Horm Metab Res. 1982 Nov;14(11):583-8. doi: 10.1055/s-2007-1019087.


The effects of a beta 1-selective (metoprolol, 150 mg per day) and a non-selective beta-blocking agent (propranolol, 120 mg per day) on metabolic and hormonal responses to physical exercise (a 30 min bicycle ergometer test) were investigated against placebo in seven healthy male volunteers with a double blind cross-over design. The blood glucose level remained unchanged during placebo, it tended to increase during metoprolol, whereas it decreased during propranolol. Both metoprolol and propranolol counteracted the exercise-induced increase in plasma free fatty acids and caused a slight decrease in muscle glycogenolysis. The increase in blood lactate concentration during exercise was not influenced by beta-blockade. The secretion of glucagon and cortisol was not modified significantly by beta-blockade, whereas the growth hormone response to exercise was promoted equally by both beta-blocking agents. It has been assumed previously that, during treatment with beta-blocking agents, diminished hepatic gluconeogenesis, caused by the lack of lactate or free fatty acids, may result in a decline in blood glucose levels. The present results indicate that an inhibition of beta 2-mediated hepatic glycogenolysis by propranolol may also influence blood glucose homeostasis during exercise.
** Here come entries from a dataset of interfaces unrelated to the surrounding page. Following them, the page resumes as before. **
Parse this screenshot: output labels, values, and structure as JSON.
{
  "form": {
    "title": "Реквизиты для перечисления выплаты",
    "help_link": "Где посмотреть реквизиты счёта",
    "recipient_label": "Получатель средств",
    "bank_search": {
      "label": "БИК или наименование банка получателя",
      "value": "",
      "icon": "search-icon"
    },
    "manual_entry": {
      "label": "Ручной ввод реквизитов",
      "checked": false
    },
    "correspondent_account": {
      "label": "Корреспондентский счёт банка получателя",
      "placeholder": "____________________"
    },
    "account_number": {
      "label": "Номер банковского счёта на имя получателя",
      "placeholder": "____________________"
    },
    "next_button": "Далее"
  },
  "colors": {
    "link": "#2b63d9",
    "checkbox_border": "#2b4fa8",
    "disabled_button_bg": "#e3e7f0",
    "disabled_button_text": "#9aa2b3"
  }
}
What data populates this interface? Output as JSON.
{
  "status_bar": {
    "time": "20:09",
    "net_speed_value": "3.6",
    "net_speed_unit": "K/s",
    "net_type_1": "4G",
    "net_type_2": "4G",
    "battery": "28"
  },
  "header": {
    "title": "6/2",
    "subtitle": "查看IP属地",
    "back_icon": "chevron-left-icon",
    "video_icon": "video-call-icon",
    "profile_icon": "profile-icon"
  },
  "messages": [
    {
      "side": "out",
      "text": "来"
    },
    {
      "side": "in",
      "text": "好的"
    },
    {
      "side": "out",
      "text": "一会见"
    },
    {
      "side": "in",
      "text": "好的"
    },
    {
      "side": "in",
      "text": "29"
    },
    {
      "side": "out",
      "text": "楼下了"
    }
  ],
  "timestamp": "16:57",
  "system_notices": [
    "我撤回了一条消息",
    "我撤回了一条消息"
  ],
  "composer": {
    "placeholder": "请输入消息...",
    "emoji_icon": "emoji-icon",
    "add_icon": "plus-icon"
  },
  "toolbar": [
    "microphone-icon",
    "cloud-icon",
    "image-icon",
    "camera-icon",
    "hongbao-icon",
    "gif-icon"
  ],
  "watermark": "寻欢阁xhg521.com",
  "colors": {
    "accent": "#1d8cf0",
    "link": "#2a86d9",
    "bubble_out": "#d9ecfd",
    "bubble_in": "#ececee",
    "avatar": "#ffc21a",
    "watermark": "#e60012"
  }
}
Publication types

  • Clinical Trial
  • Controlled Clinical Trial

MeSH terms

  • Adrenergic beta-Antagonists / pharmacology*
  • Adult
  • Blood Glucose / analysis
  • Blood Pressure / drug effects
  • Fatty Acids, Nonesterified / blood
  • Glucagon / blood
  • Gluconeogenesis
  • Hormones / metabolism*
  • Humans
  • Hydrocortisone / blood
  • Lipolysis
  • Liver Glycogen / metabolism
  • Male
  • Muscles / metabolism
  • Physical Exertion*
  • Pulse / drug effects


  • Adrenergic beta-Antagonists
  • Blood Glucose
  • Fatty Acids, Nonesterified
  • Hormones
  • Liver Glycogen
  • Glucagon
  • Hydrocortisone